Mr. Onyeama said he hoped that the U.S. would persuade the World Bank and other financial institutions “to go easy, as it were, on some of these countries that need this transition period to use these fuels.”
Mr. Blinken arrived in Abuja after a two-day stop in the Kenyan capital of Nairobi, where he renewed calls for negotiations to stop the civil war in Ethiopia and repeated an American demand that Sudan’s military reverse an October coup and reinstate the country’s prime minister, Abdalla Hamdok.
But the crises in those two East African nations flared during Mr. Blinken’s visit. At least 15 people in Sudan’s capital, Khartoum, were killed on Wednesday while protesting against the military regime.
On Thursday, Mr. Blinken said the U.S. was “deeply concerned” by the violence and reiterated his call to reinstate Mr. Hamdok, who led a transitional government that followed the popular overthrow of the country’s longtime dictator, Omar al-Bashir, in 2019.
The lack of visible progress in either Sudan or Ethiopia suggests the limits of America’s diplomatic influence on the continent. But U.S. officials remain hopeful about the prospect for breakthroughs.

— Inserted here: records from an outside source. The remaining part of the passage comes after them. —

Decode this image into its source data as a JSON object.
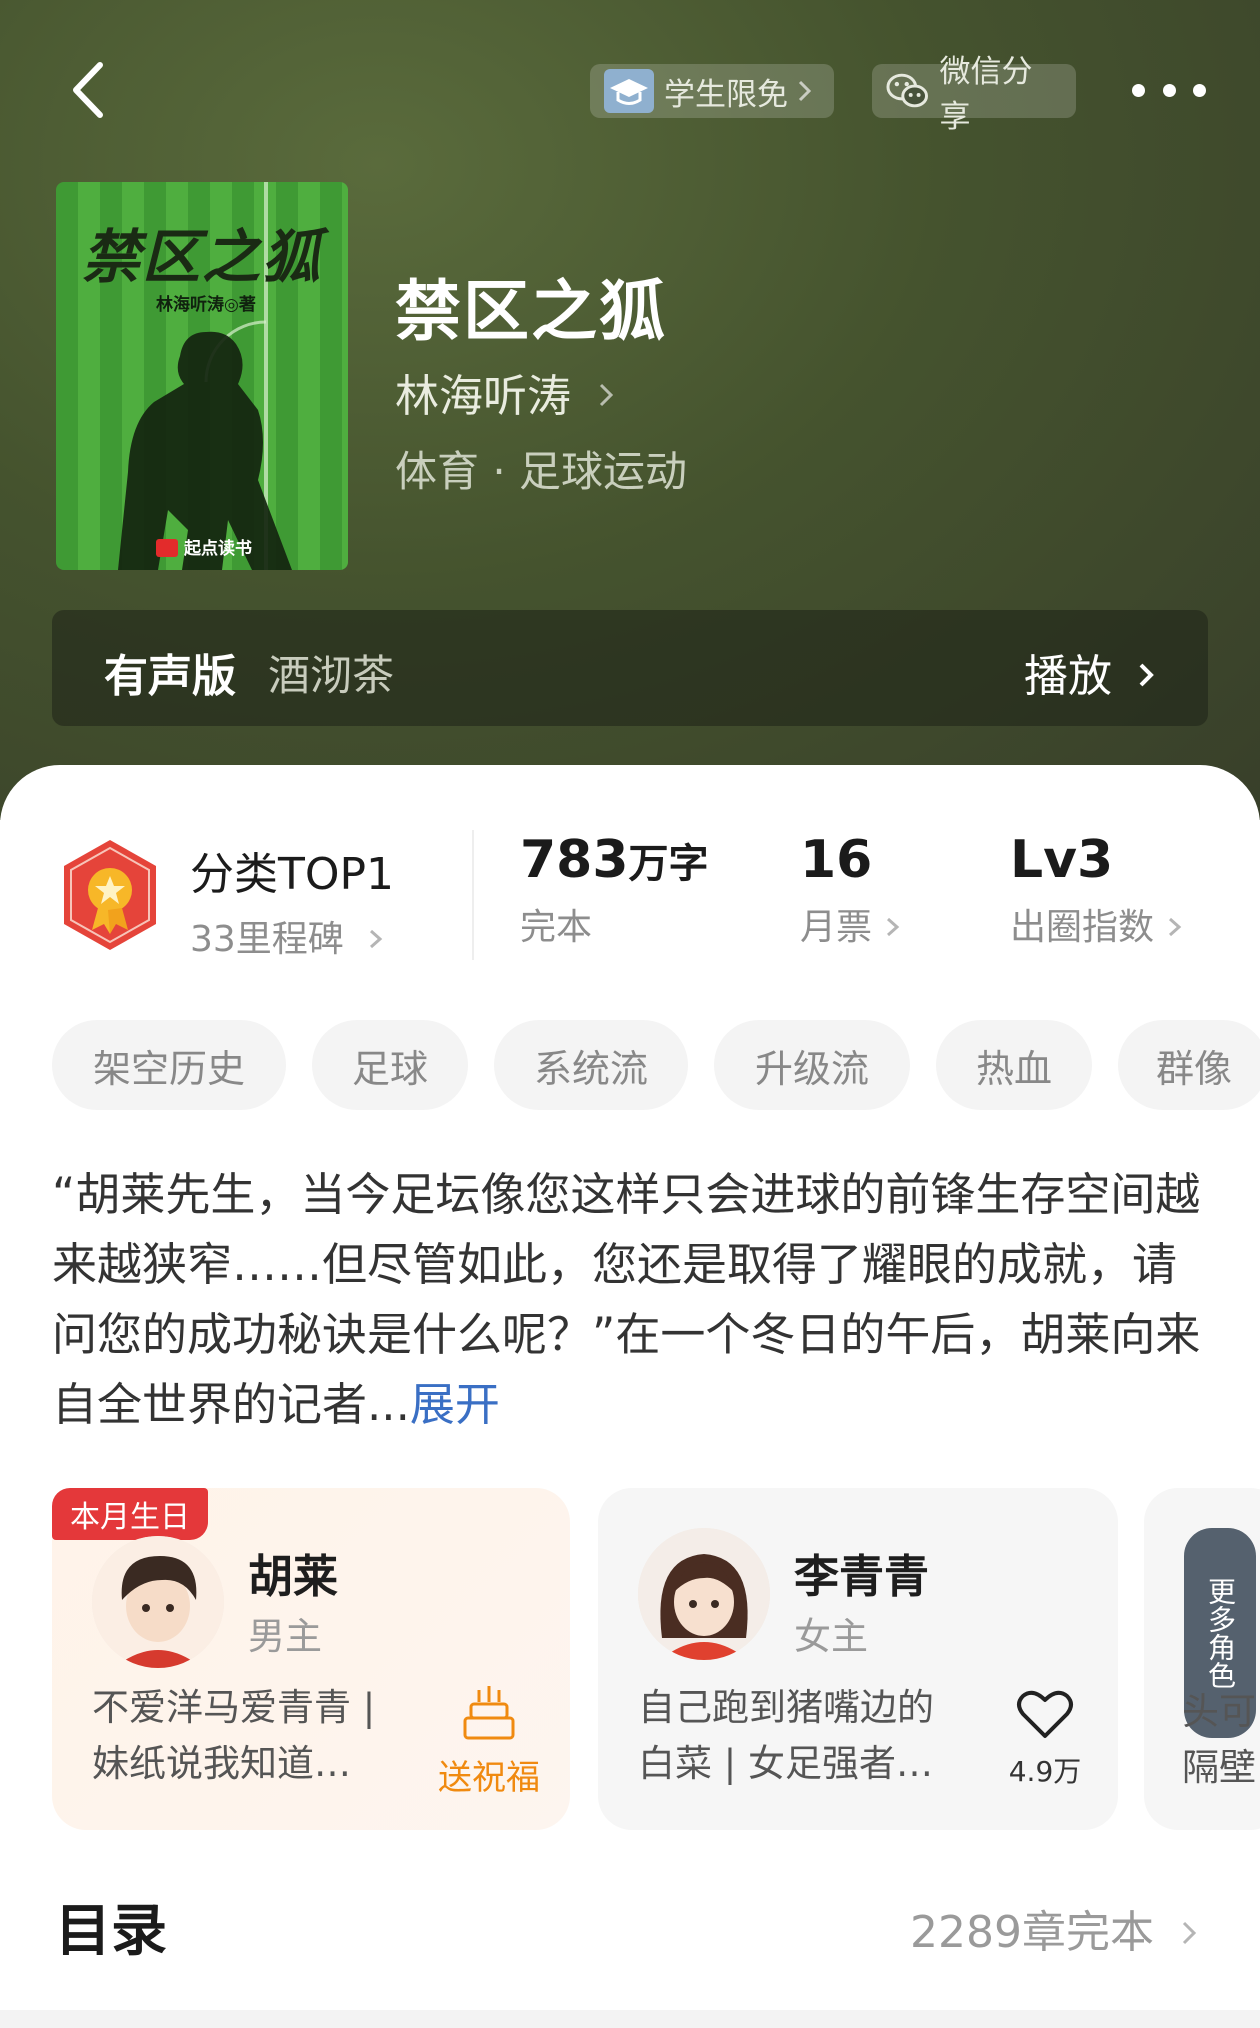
{
  "header": {
    "student_free_label": "学生限免",
    "wechat_share_label": "微信分享"
  },
  "book": {
    "cover_title": "禁区之狐",
    "cover_author": "林海听涛◎著",
    "cover_publisher": "起点读书",
    "title": "禁区之狐",
    "author": "林海听涛",
    "genre": "体育 · 足球运动"
  },
  "audio": {
    "label": "有声版",
    "narrator": "酒沏茶",
    "play_label": "播放"
  },
  "stats": {
    "rank_title": "分类TOP1",
    "milestones": "33里程碑",
    "word_count": "783",
    "word_unit": "万字",
    "status": "完本",
    "monthly_votes": "16",
    "monthly_votes_label": "月票",
    "influence_level": "Lv3",
    "influence_label": "出圈指数"
  },
  "tags": [
    "架空历史",
    "足球",
    "系统流",
    "升级流",
    "热血",
    "群像"
  ],
  "synopsis": {
    "text": "“胡莱先生，当今足坛像您这样只会进球的前锋生存空间越来越狭窄……但尽管如此，您还是取得了耀眼的成就，请问您的成功秘诀是什么呢？”在一个冬日的午后，胡莱向来自全世界的记者...",
    "expand_label": "展开"
  },
  "characters": [
    {
      "badge": "本月生日",
      "name": "胡莱",
      "role": "男主",
      "desc": "不爱洋马爱青青 | 妹纸说我知道…",
      "action_label": "送祝福"
    },
    {
      "name": "李青青",
      "role": "女主",
      "desc": "自己跑到猪嘴边的白菜 | 女足强者…",
      "likes": "4.9万"
    }
  ],
  "more_roles": {
    "label": "更多角色",
    "peek_line1": "头可",
    "peek_line2": "隔壁"
  },
  "toc": {
    "title": "目录",
    "status": "2289章完本"
  },
  "colors": {
    "hero_bg": "#45532e",
    "expand_link": "#3a6fc4",
    "birthday_badge": "#e4383a",
    "bless_orange": "#f08a10"
  }
}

A senior State Department official, speaking on condition of anonymity, said that during a recent visit to Khartoum by the assistant secretary of state for African affairs, Molly Phee, Sudan’s generals said they were open to Mr. Hamdok’s return. But those same generals had left a U.S. envoy to Khartoum with the false impression that they would not seize power by force, shortly before the coup last month.
The official also said that Uhuru Kenyatta, the president of Kenya, told Mr. Blinken in Nairobi that Ethiopia’s prime minister, Abiy Ahmed, with whom he has met repeatedly, is coming to realize that his nation risks a descent into catastrophic violence as a result of his ongoing military campaign against Tigrayan rebels.
Mr. Abiy told Mr. Kenyatta he was willing to make compromises that could stop the fighting, according to this official and a second American official who also spoke on condition of anonymity. But the Ethiopian leader has yet to take any concrete steps that would deliver on that promise.
Declan Walsh contributed reporting from Nairobi.